%%

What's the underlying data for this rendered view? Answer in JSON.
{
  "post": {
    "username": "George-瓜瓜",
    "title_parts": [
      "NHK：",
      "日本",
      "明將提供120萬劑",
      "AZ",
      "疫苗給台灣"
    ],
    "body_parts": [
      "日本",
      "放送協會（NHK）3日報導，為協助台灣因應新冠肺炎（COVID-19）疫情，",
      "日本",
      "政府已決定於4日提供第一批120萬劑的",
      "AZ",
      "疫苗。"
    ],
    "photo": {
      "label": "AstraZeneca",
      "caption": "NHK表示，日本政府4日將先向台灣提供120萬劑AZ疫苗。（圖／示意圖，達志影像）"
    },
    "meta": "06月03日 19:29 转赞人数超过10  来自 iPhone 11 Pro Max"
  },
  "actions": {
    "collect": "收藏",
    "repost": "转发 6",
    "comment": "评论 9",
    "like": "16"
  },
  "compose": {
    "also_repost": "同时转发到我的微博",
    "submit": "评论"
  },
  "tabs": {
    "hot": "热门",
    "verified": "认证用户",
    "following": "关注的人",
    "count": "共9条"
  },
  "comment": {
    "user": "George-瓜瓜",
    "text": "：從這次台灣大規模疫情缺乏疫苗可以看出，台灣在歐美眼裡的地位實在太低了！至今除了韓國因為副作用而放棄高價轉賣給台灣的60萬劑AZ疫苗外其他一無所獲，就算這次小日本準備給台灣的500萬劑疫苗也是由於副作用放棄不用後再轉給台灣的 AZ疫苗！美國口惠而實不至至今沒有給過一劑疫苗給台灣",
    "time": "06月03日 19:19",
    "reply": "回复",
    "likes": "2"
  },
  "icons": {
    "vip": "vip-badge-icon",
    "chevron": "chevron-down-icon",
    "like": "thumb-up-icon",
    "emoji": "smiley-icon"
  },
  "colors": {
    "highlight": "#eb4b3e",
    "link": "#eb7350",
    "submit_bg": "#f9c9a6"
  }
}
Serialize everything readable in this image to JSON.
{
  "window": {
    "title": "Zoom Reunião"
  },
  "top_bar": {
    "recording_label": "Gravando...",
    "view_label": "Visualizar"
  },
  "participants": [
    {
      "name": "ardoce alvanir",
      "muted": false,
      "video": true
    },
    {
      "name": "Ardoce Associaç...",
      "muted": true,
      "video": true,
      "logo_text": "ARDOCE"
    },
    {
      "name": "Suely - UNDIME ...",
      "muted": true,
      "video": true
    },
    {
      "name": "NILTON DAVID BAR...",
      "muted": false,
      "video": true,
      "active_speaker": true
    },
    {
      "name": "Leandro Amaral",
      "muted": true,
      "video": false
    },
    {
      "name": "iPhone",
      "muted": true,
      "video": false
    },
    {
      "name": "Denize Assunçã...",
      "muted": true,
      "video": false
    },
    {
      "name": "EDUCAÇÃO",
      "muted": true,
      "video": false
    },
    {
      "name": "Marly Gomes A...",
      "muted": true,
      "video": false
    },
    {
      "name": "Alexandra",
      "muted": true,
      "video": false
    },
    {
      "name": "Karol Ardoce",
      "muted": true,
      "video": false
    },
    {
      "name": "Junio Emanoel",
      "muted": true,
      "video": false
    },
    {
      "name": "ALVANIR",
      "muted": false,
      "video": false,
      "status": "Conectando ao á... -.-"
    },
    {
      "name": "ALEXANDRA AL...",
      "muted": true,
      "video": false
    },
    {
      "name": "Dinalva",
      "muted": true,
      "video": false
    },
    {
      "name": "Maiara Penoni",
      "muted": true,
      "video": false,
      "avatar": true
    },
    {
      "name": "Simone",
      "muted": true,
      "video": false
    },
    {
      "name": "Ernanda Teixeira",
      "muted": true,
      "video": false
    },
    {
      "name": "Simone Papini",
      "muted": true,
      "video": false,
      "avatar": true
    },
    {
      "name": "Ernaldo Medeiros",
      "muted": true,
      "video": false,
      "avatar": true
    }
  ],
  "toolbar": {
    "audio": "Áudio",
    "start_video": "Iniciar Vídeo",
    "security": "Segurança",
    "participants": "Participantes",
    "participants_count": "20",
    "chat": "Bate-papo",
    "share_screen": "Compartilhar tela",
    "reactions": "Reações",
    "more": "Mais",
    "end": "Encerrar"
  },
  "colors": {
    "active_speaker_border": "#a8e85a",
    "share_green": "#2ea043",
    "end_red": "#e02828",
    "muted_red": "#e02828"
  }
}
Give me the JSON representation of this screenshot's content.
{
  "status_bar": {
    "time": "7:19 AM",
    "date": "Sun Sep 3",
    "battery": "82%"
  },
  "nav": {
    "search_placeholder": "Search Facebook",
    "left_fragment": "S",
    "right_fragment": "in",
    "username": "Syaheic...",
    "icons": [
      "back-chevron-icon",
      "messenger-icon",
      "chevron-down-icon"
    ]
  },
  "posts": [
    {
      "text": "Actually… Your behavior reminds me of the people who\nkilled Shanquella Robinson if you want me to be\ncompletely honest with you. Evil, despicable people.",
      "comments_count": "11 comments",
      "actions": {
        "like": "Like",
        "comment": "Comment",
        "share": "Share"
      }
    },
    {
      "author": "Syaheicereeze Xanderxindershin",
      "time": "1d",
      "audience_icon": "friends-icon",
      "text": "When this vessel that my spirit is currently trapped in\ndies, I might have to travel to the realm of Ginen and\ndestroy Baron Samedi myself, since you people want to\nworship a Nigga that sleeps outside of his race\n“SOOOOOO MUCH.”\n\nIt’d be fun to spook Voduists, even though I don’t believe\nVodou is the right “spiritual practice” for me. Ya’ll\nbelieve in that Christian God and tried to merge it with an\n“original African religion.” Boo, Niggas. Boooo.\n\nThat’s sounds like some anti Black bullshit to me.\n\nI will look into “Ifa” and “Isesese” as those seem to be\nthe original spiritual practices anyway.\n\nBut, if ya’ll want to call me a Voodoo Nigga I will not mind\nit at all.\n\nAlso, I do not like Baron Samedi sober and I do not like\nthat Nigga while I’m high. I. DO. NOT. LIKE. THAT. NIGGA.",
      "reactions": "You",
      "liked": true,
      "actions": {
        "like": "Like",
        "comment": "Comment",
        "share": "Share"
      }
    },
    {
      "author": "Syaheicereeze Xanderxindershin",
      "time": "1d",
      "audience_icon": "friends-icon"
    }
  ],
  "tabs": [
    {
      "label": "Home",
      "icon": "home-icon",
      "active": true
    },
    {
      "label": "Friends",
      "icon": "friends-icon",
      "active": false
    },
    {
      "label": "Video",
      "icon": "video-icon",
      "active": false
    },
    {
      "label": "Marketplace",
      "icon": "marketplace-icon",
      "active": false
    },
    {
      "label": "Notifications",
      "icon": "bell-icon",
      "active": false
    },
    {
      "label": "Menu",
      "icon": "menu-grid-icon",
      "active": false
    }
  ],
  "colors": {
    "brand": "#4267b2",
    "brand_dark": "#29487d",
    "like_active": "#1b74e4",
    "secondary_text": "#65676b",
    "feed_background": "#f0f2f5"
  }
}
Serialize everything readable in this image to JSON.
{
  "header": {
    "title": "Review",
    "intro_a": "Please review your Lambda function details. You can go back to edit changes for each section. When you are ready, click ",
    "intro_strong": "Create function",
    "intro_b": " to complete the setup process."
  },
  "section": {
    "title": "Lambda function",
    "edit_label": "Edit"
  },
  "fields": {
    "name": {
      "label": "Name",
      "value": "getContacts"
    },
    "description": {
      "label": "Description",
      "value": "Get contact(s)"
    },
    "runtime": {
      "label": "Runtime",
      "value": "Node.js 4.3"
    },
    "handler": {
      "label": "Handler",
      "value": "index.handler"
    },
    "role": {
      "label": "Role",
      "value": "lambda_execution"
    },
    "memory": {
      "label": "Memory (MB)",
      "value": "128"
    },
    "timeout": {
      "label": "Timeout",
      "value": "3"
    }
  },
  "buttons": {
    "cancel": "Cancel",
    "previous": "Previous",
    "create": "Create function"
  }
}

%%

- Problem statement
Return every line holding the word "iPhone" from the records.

- Written reply
    "meta": "06月03日 19:29 转赞人数超过10  来自 iPhone 11 Pro Max"
      "name": "iPhone",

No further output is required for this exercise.